Friday HighlightJun 21 2019

Tips for putting customers at the forefront of marketing

Search sponsored by
Tips for putting customers at the forefront of marketing
ByMark Pearson

At a recent event, delegates were asked how often they undertook customer insight initiatives, whether for new proposition development, customer satisfaction tracking or market trends.

A shocking theme came to light that most had not done any research in more than a year.

If customers are at the heart of your business, then the research team are surely pivotal.

This is particularly the case when it comes to driving and advising the business on customer experience, identifying customer needs, informing new product development, segmentation and understanding consumer behaviour.

A customer-focused approach leads to higher retention and cross sales opportunities - and is something which is tricky for your competitors to replicate.

Too often, money is spent on focus groups and surveys but little action is generated.

A proactive insights team, rather than one that operates as a support service to your business, will drive change and keep it customer centric and innovative. Businesses that have the insights team front and centre deliver value propositions that foster repeat business.

Successful businesses are built on a robust foundation of data (customer, product use, research and contextual), to drive superior decisions, experiences and propositions.  

What are the pitfalls?

Business issues: Not understanding your customers’ needs leads to a lack of loyalty, extended time to resolve complaints and dissatisfaction, as well as high marketing costs to acquire new customers.

Flawed decision making: Propositions designed internally but never tested. The “we know best syndrome” invariably leads to creating a product or service that fails to connect,and costs time and money.

Actionable insight: Insight is about a proactive approach to understanding your markets and customers. Too often, money is spent on focus groups and surveys but little action is generated, or research ignored if it does not give the desired answer.

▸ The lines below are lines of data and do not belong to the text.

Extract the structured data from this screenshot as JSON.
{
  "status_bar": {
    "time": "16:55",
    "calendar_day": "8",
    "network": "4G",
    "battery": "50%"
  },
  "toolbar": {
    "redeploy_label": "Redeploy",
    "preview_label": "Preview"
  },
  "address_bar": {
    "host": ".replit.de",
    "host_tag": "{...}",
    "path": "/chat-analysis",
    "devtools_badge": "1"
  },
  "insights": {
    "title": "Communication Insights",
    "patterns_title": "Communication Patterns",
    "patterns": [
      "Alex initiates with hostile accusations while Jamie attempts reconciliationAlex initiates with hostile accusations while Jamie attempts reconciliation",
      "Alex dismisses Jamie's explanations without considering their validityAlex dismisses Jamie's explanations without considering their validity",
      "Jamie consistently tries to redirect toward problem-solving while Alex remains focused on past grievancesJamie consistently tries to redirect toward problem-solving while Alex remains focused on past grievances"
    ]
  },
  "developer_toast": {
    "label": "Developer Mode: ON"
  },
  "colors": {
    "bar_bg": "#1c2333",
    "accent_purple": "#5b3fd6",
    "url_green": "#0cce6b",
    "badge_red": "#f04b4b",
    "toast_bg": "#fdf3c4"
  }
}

Some real examples of insights:

● A customer scoring nine or 10 in satisfaction is three times more likely to return. A customer scoring eight, however, behaves very differently and is significantly less likely to buy again.

● Where more time was spent coaching service teams who, in turn, spent more time talking to customers, there was an uplift in sales of more than 25 per cent when customer feedback was played back to the team daily.

● Customers wanting a transparent cash Isa with a clear rate, loyalty bonus and easy one-click transfer application to an investment Isa resulted in rapid uptake of the product in a very commoditised market, with over 2,000 accounts opened in a matter of days.

To set up a customer centric organisation you need the following basics: